- I2a2b (L38/S154+, formerly I2b2) has a distribution mostly limited to the German Rhineland and Harz mountains, the Low Countries and the British Isles (except notably Cornwall, Wales, Cumbria and the Scottish Highlands). Four out of the six samples from the 3000-year old Lichtenstein Cave in central Germany belonged to L38+. The cave was part of the Bronze Age Urnfield Culture. Based on the STR dating, it is believed that this lineage spread from Germany to England via Belgium in the Late Iron Age with the Celtic people of the La Tčne Culture.
Distribution of haplogroup I2a2 (formerly I2b) in Europe
I2b (L416, L417, L418) is a very minor subclade so far observed in a few samples from Germany, Italy and Scotland.
I2c (L596, L597) probably originated around the Rhine region. It can be divided in three groups: A, B and C. Groups C and A seem to have expanded respectively during the Celtic Bronze and Iron ages, alongside R1b-S116/P312. Group A is geographically limited to Germany, Switzerland, Britain and Ireland. Group C has a similar distribution but has also been found in France, Italy and Norway. Group B is found at low frequencies in Northeast Europe (Poland, Lithuania, Russia, Ukraine, Moldova), Southeast Europe (Romania, Bulgaria, Crete), and West Asia (Anatolia, Georgia, Armenia, Azerbaijian and Northwest Iran).
|A direct descendant of Sir Henry Clinton (1730-1795) tested as I2-M223, predicted with moderate confidence to be I2-Isles-E L1193+, or I2a2a1 in current ISOGG nomenclature. Sir Henry Clinton was the British Commander-in-Chief in North America during the American War of Independence. is notable patrilineal relatives included the Earls of Lincoln and most of the Dukes of Newcastle, all presumably belonging to the same haplogroup.|
|The I2* Haplogroup Project (new ISOGG I2b and I2c) was able to determine that the haplotype of the Georgian house of Tsitsishvili was I2c-B (L596+). The most famous member Pavel Tsitsianov (1754-1806), an Imperial Russian military commander and infantry general who also served as head of the Russian troops in Georgia and Viceroy of the Caucasus.|

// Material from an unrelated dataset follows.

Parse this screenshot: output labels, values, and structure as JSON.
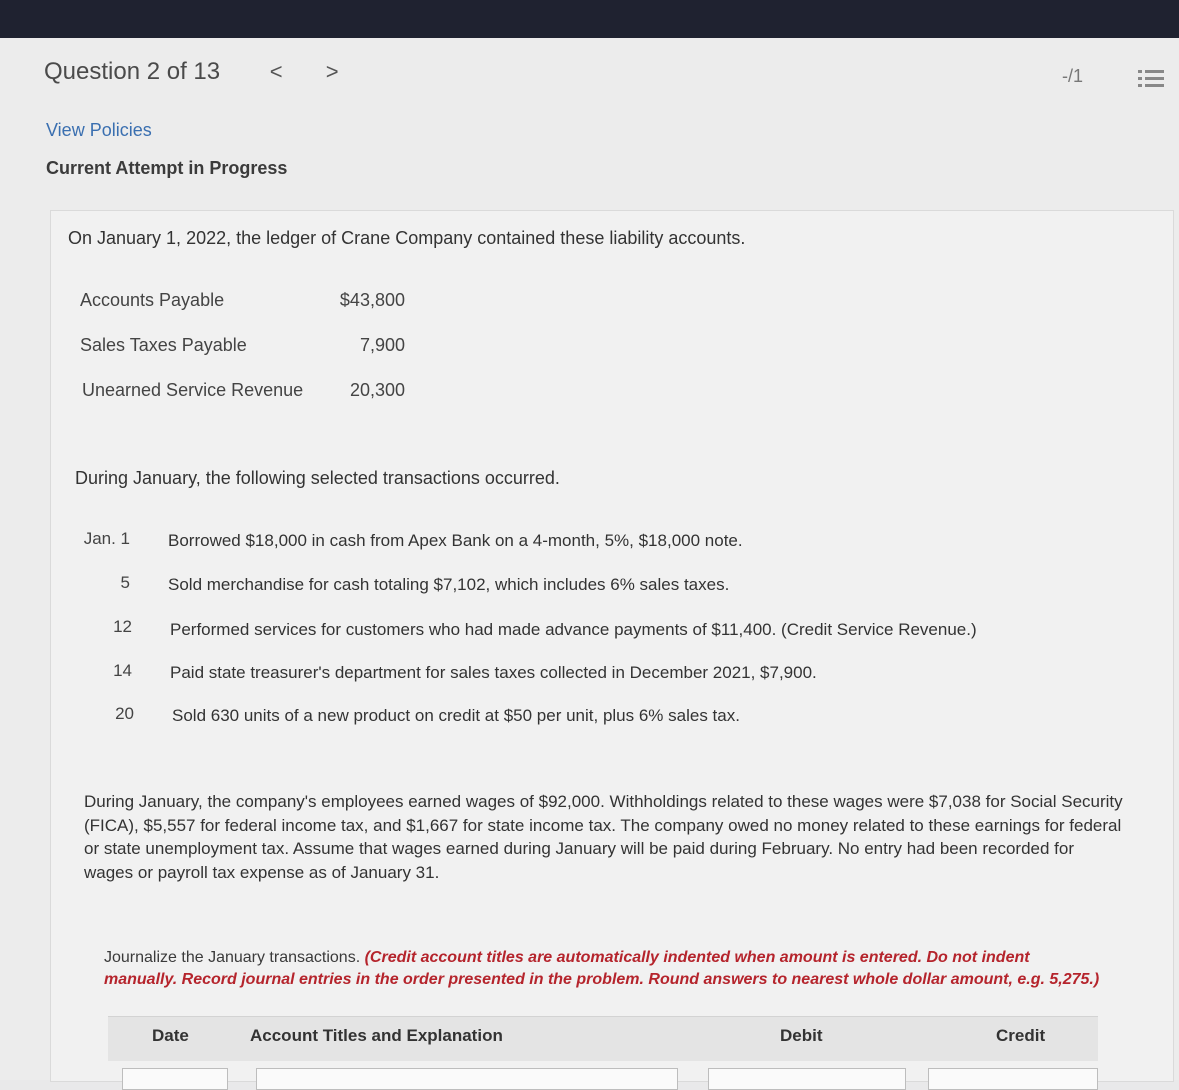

|Hannibal Hamlin, the Vice President of the United States serving under President Abraham Lincoln during the American Civil War, was identified as a member of haplogroup I2-M223-Cont2a L801/Z76+ (or I2a2a3a in current ISOGG nomenclature) based on the results from the I-M223 Project. He also served as Secretary of the Treasury (twice), Secretary of State, Speaker of the United States House of Representatives (twice), Governor of Maine, U.S. Ambassador to Spain, then Envoy Extraordinary and Minister Plenipotentiary to Spain.|
|Miklós Horthy (1868-1957), was Regent of of the Kingdom of Hungary from 1920 to 1944. Prior to this, Admiral Horthy served as commander-in-chief of the Austro-Hungarian Navy in the last year of the First World War. In 1919, he ousted the communists of Béla Kun from Hungary and banned the Hungarian Communist Party. The following year was declared Regent and Head of State. Cousins of Horthy posted their Y-DNA resultas at MolGen, and all belonged to I2a-Din-N (or I2a1b3a in current ISOGG nomenclature).|
|The American magazine publisher Henry Luce belonged to haplogroup I2-M223-Isles-E L1193+, (a.k.a. I2a2a1 in current ISOGG nomenclature) according to the Luce Surname Project. He launched the magazines Time, Life, Fortune, and Sports Illustrated and was called "the most influential private citizen in the America of his day".|
Other notable I2 individuals in the forum thread Searching for famous I2 carriers.